Wellington’s Te Upoko O Te Ika have successfully defended the Hikaia Amohia Trophy beating Whanganui 36-22 in the Men’s A Division final of the Central North Island Maori tournament in Masterton this afternoon.
Te Upoko O Te Ika surged to a 36-5 lead shortly after halftime, punishing an inaccurate Whanganui.
Tawera Rameka-Styles opened the scoring for Te Upoko O Te Ika when fullback Andrew Ellis retrieved a shallow clearance and put his centre in the clear.
Whanganui responded strongly when fullback Cody Hemi broke down the short side and engineered a try for wing Grayson Timea.
However a litany of errors soon saw Whanganui concede a large deficit. A malfunctioning lineout combined with clumsy handling gifted Te Upoko O Te Ika three tries before the interval.

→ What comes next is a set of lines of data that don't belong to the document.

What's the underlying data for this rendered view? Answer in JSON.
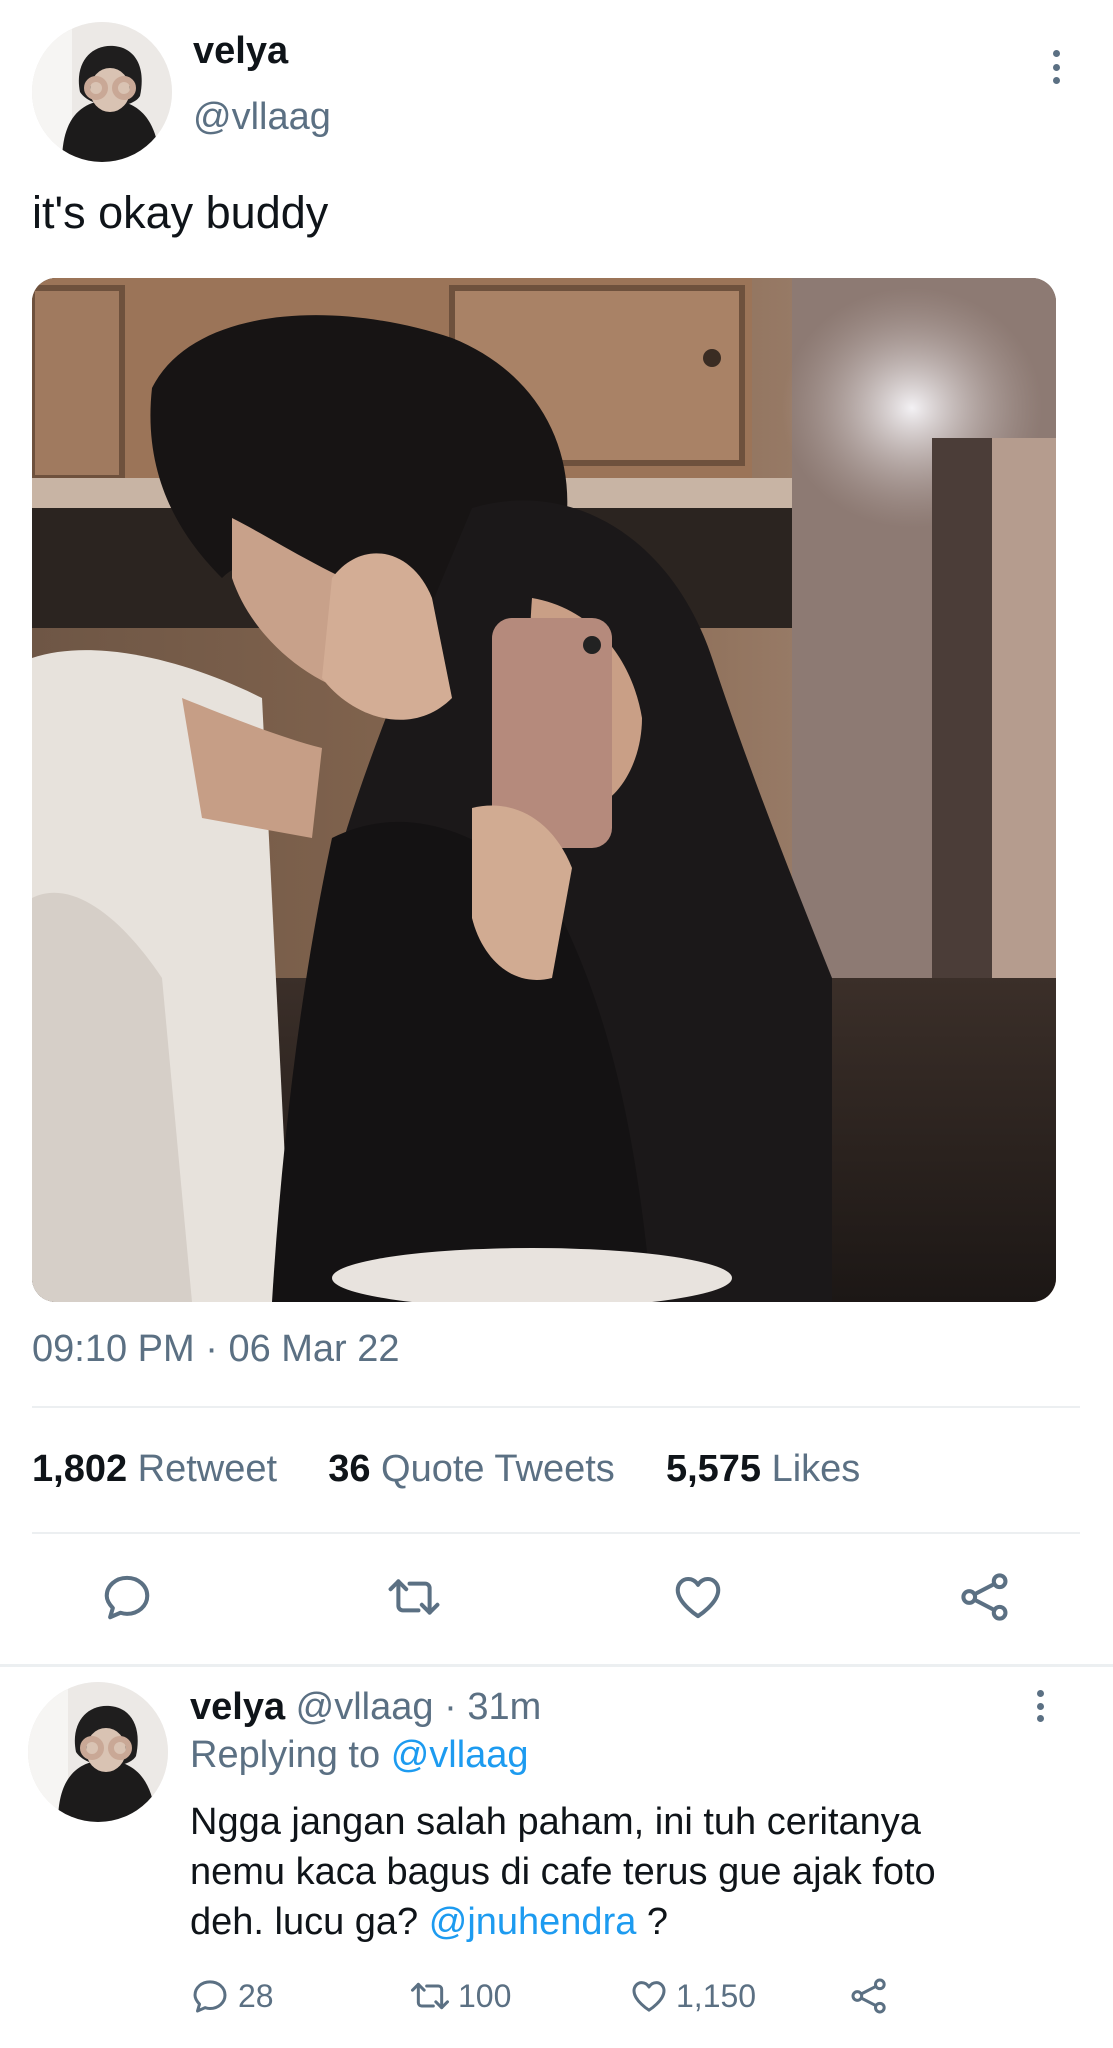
{
  "tweet": {
    "author_name": "velya",
    "author_handle": "@vllaag",
    "text": "it's okay buddy",
    "timestamp": "09:10 PM",
    "date": "06 Mar 22",
    "date_separator": "·",
    "stats": {
      "retweets_count": "1,802",
      "retweets_label": "Retweet",
      "quotes_count": "36",
      "quotes_label": "Quote Tweets",
      "likes_count": "5,575",
      "likes_label": "Likes"
    },
    "actions": [
      "reply-icon",
      "retweet-icon",
      "like-icon",
      "share-icon"
    ]
  },
  "reply": {
    "author_name": "velya",
    "author_handle": "@vllaag",
    "separator": "·",
    "time": "31m",
    "replying_to_label": "Replying to",
    "replying_to_handle": "@vllaag",
    "text_line1": "Ngga jangan salah paham, ini tuh ceritanya",
    "text_line2": "nemu kaca bagus di cafe terus gue ajak foto",
    "text_line3_prefix": "deh. lucu ga?",
    "mention": "@jnuhendra",
    "text_line3_suffix": "?",
    "reply_count": "28",
    "retweet_count": "100",
    "like_count": "1,150"
  },
  "colors": {
    "text": "#0f1419",
    "secondary": "#5b7083",
    "link": "#1d9bf0",
    "divider": "#eceff1"
  }
}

Midfielder Kewa McMillan-Parata literally had the ball passed to him in the Whanganui in-goal area. Lock Mykel Herewini lumbered over after another disastrous fumble and wing Tony Smith raced away following a botched exit from the 22.

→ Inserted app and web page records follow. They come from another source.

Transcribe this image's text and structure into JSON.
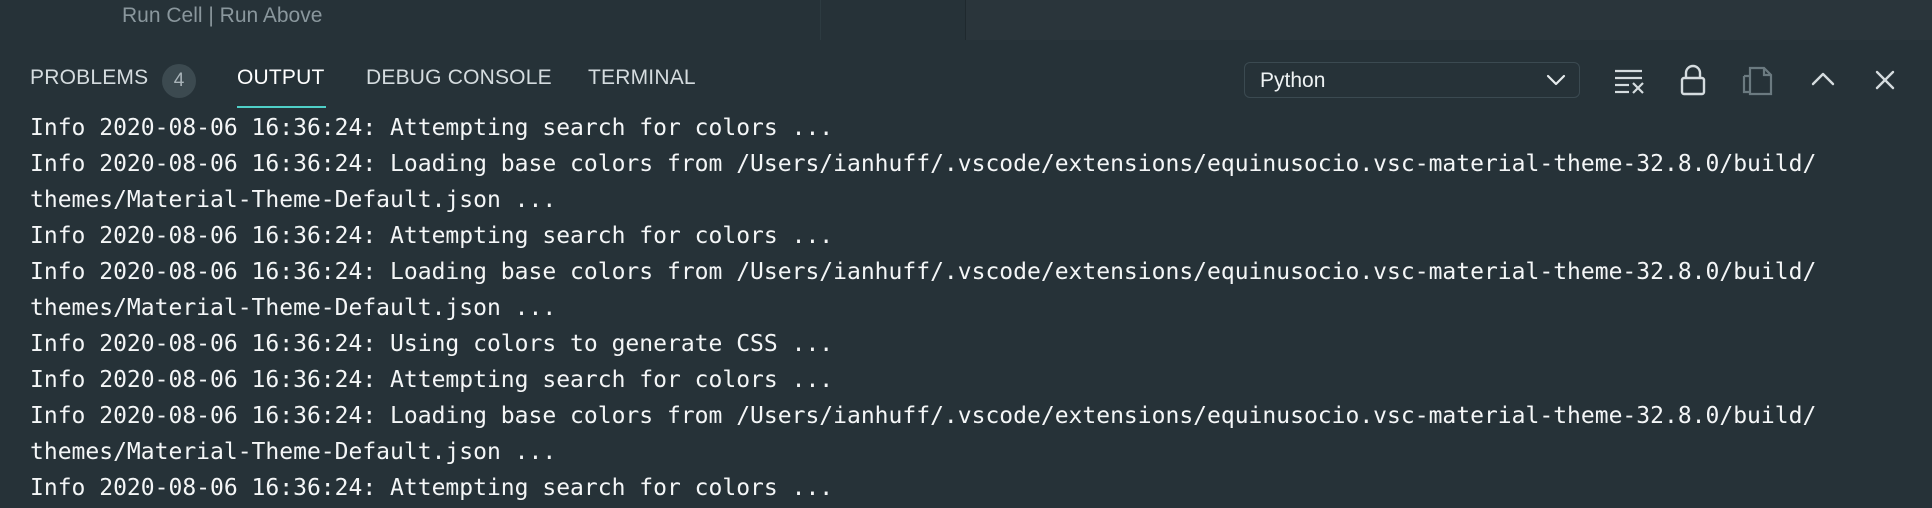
{
  "editor": {
    "codelens": {
      "run_cell": "Run Cell",
      "separator": " | ",
      "run_above": "Run Above"
    }
  },
  "panel": {
    "tabs": [
      {
        "label": "PROBLEMS",
        "active": false
      },
      {
        "label": "OUTPUT",
        "active": true
      },
      {
        "label": "DEBUG CONSOLE",
        "active": false
      },
      {
        "label": "TERMINAL",
        "active": false
      }
    ],
    "problems_count": "4",
    "channel_select": {
      "value": "Python"
    },
    "toolbar": {
      "icons": [
        "clear-output-icon",
        "lock-scroll-icon",
        "open-log-icon",
        "maximize-panel-icon",
        "close-panel-icon"
      ]
    },
    "output_lines": [
      "Info 2020-08-06 16:36:24: Attempting search for colors ...",
      "Info 2020-08-06 16:36:24: Loading base colors from /Users/ianhuff/.vscode/extensions/equinusocio.vsc-material-theme-32.8.0/build/",
      "themes/Material-Theme-Default.json ...",
      "Info 2020-08-06 16:36:24: Attempting search for colors ...",
      "Info 2020-08-06 16:36:24: Loading base colors from /Users/ianhuff/.vscode/extensions/equinusocio.vsc-material-theme-32.8.0/build/",
      "themes/Material-Theme-Default.json ...",
      "Info 2020-08-06 16:36:24: Using colors to generate CSS ...",
      "Info 2020-08-06 16:36:24: Attempting search for colors ...",
      "Info 2020-08-06 16:36:24: Loading base colors from /Users/ianhuff/.vscode/extensions/equinusocio.vsc-material-theme-32.8.0/build/",
      "themes/Material-Theme-Default.json ...",
      "Info 2020-08-06 16:36:24: Attempting search for colors ..."
    ]
  },
  "colors": {
    "background": "#263238",
    "accent": "#4fd0c8",
    "text": "#f4f6f7",
    "muted": "#8a979d"
  }
}
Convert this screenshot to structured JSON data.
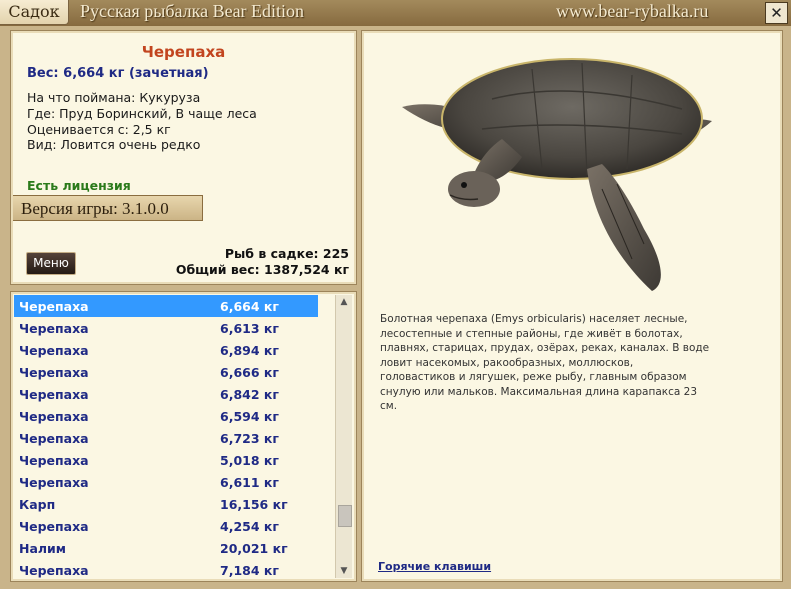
{
  "titlebar": {
    "tab_label": "Садок",
    "title": "Русская рыбалка Bear Edition",
    "site": "www.bear-rybalka.ru",
    "close_label": "✕"
  },
  "fish_info": {
    "name": "Черепаха",
    "weight_line": "Вес: 6,664 кг (зачетная)",
    "caught_on": "На что поймана: Кукуруза",
    "where": "Где: Пруд Боринский, В чаще леса",
    "valued_from": "Оценивается с: 2,5 кг",
    "kind": "Вид: Ловится очень редко",
    "license": "Есть лицензия",
    "version": "Версия игры: 3.1.0.0",
    "menu_label": "Меню",
    "fish_count": "Рыб в садке: 225",
    "total_weight": "Общий вес: 1387,524 кг"
  },
  "fish_list": {
    "selected_index": 0,
    "rows": [
      {
        "name": "Черепаха",
        "weight": "6,664 кг"
      },
      {
        "name": "Черепаха",
        "weight": "6,613 кг"
      },
      {
        "name": "Черепаха",
        "weight": "6,894 кг"
      },
      {
        "name": "Черепаха",
        "weight": "6,666 кг"
      },
      {
        "name": "Черепаха",
        "weight": "6,842 кг"
      },
      {
        "name": "Черепаха",
        "weight": "6,594 кг"
      },
      {
        "name": "Черепаха",
        "weight": "6,723 кг"
      },
      {
        "name": "Черепаха",
        "weight": "5,018 кг"
      },
      {
        "name": "Черепаха",
        "weight": "6,611 кг"
      },
      {
        "name": "Карп",
        "weight": "16,156 кг"
      },
      {
        "name": "Черепаха",
        "weight": "4,254 кг"
      },
      {
        "name": "Налим",
        "weight": "20,021 кг"
      },
      {
        "name": "Черепаха",
        "weight": "7,184 кг"
      }
    ]
  },
  "description": "Болотная черепаха (Emys orbicularis) населяет лесные, лесостепные и степные районы, где живёт в болотах, плавнях, старицах, прудах, озёрах, реках, каналах. В воде ловит насекомых, ракообразных, моллюсков, головастиков и лягушек, реже рыбу, главным образом снулую или мальков. Максимальная длина карапакса 23 см.",
  "hotkeys_label": "Горячие клавиши",
  "colors": {
    "accent_title": "#c2451f",
    "text_blue": "#1f2a85",
    "license_green": "#2a7a1a",
    "selection": "#3399ff"
  }
}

Hilton Mexted extended the defending champions’ lead early in the second-half with a penalty, before the industrious Herewini bagged a double to make it 36-5.

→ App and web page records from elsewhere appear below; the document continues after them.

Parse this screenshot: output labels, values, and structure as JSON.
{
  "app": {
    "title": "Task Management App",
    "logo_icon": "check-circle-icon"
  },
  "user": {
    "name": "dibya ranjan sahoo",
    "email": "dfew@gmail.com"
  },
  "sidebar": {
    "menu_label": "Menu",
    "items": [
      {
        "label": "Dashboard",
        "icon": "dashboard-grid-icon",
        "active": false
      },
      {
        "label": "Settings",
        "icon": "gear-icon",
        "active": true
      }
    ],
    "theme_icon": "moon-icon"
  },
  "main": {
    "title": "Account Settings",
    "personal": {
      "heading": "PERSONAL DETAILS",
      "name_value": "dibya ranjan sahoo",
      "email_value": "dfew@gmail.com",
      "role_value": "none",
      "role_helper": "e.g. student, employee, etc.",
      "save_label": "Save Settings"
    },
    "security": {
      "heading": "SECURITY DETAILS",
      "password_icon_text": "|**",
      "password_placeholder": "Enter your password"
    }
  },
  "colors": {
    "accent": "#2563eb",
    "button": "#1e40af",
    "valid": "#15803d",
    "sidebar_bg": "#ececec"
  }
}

Whanganui emptied the bench and Te Upoko O Te Ika fell to sleep promoting a late fightback from the former. Tries to Aaron Paranihi, Kieran Hussey and Keanu Puki were good reward for some enterprising rugby.
Whanganui created plenty of chances throughout, but lacked precision and the collective dynamism in the loose that Te Upoko O Te Ika enjoyed.
The standouts for Te Upoko O Te Ika were Herewini, Remes-Styles, openside Manasseh Wineera and Ellis who in addition to his piercing runs made some telling tackles.
For Whanganui Hemi was a constant threat, second-five Te Tua Kemp battled gamely and Dylan Bowater and Paranihi added zest from the bench.
The Men’s B Division was taken out by the Hawke’s Bay Maori side (Te Matau), who defeated home team Wairarapa 47-14 in the earlier final today.
Hawke’s Bay scored four first half converted tries in leaping to a 28-7 lead at the interval. All four tries were made from clean breaks and good support play, also taking advantage of some often porous Wairarapa defence.
Wairarapa scored their first try through a forwards drive close to the line and missed a clear chance to score a similar try just before halftime to likely halve the deficit.
Hawke’s Bay pulled further ahead after the interval with three further tries to take a 47-7 lead.
Wairarapa put together a period consistent pressure late in the match and were rewarded with a consolation try.
The U18 and Women’s finals were on Saturday, with home side Wairarapa beating Manawatu teams to win both tournaments.
Men’s Division A Winners:
1987: King Country
1988: Hawke’s Bay
1991: Poverty Bay
1992: Te Matau a Maui – Hawke’s Bay
1993: Te Matau a Maui – Hawke’s Bay
1994: Te Matau a Maui – Hawke’s Bay
1996: Te Matau a Maui – Hawke’s Bay
1997: Tuwharetua Maniapoto
1998: Te Matau a Maui – Hawke’s Bay
1999: Te Upoko O Te Ika (Wellington)
2000: Te Matau a Maui – Hawke’s Bay Te Ma-toe A Maui’s
2001: Te Upoko O Te Ika (Wellington)
2002: Te Upoko O Te Ika (Wellington)
2006-2007: Not Held
2009: Te Upoko O Te Ika (Wellington)
2010: Te Upoko O Te Ika (Wellington)
2011: Te Upoko O Te Ika (Wellington)
2013: Te Upoko O Te Ika (Wellington)
2016: Te Upoko O Te Ika (Wellington)
2017: Te Upoko O Te Ika (Wellington)